Pretentious as it may be, I felt that I used to have a larger advantage over my peers in our younger days, that I was already at a higher level in some academic aspects. I read up any thing that interested me so some historical or scientific facts we would learn later were mere general knowledge trivia to me, giving me chances to flaunt once in a while. Unfortunately, I never did expand this bank of knowledge. Soon enough, it was either the syllabus we were learning finally caught up or I started meeting people of equal or higher calibre.
Our education system probably contributed to this deterioration, being so restrictive. Who knows how much untapped potential was never discovered, and will never be know as our brains age. But then, it's not only exclusive to Malaysia, we did model ourselves after the Brits.
Coincidentally, I just finished "Battle Hymn of the Tiger Mother" today (or it was this book that prompted the post). Afterthoughts: what would I be like now, if I was handled more strictly in my youth?
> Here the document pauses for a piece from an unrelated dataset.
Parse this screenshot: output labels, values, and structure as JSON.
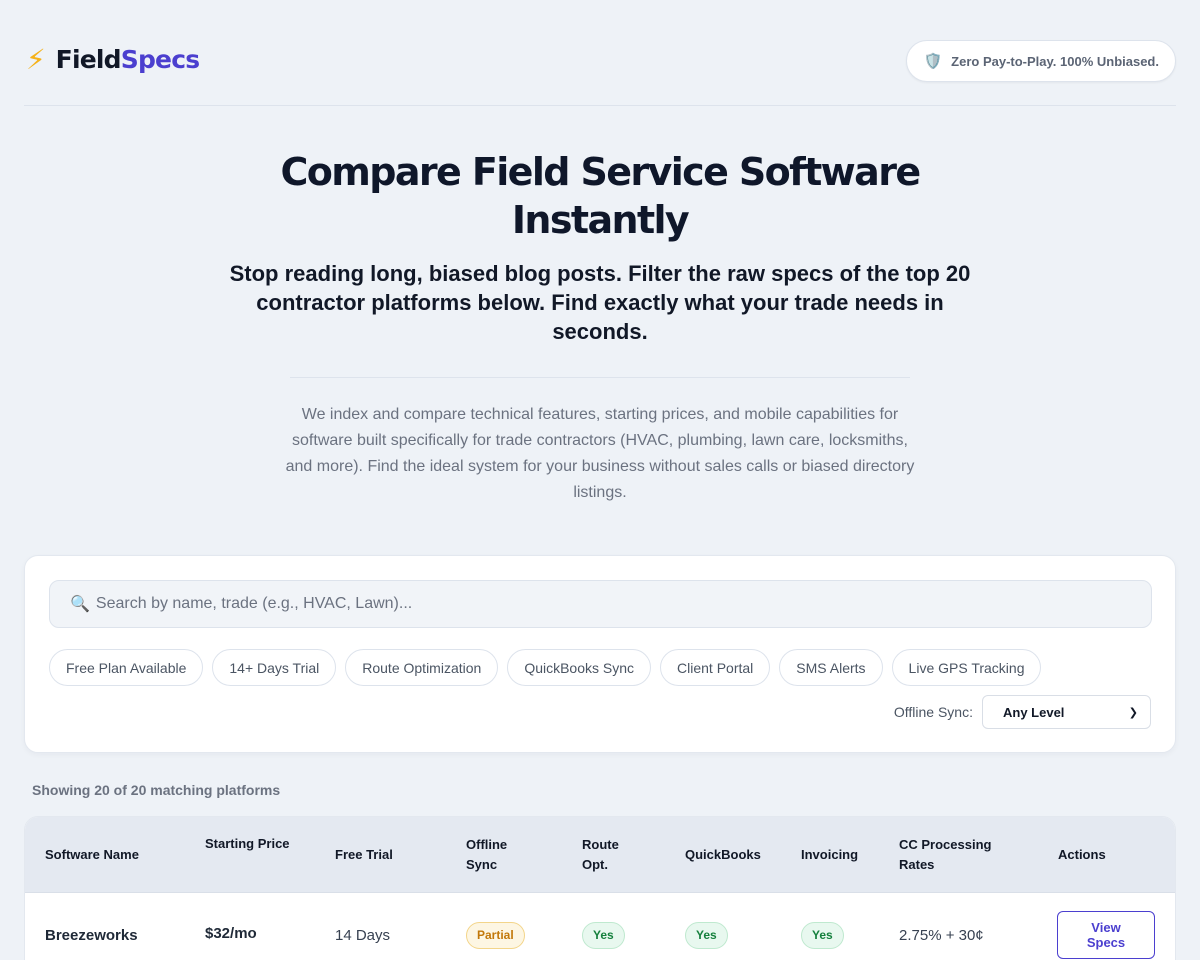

I know, I have my regrets, not continuing the piano or the violin, and maybe not swimming a bit more harder during classes. But then, would I have read as much or explored all the other enlightening aspects. Might I be like Amy Chua's daughter, attending college at Harvard or maybe in Oxbridge now if I was drilled harder?
Who knows? And there's still time to learn. I might take longer than I would have in my younger days but there's still the opportunity, with the gap year and all. I can revert back to my free learning methods of the past, absorbing information from any source at my own pace. Schooling has disrupted most of my education, fortunately, not to the point of no return.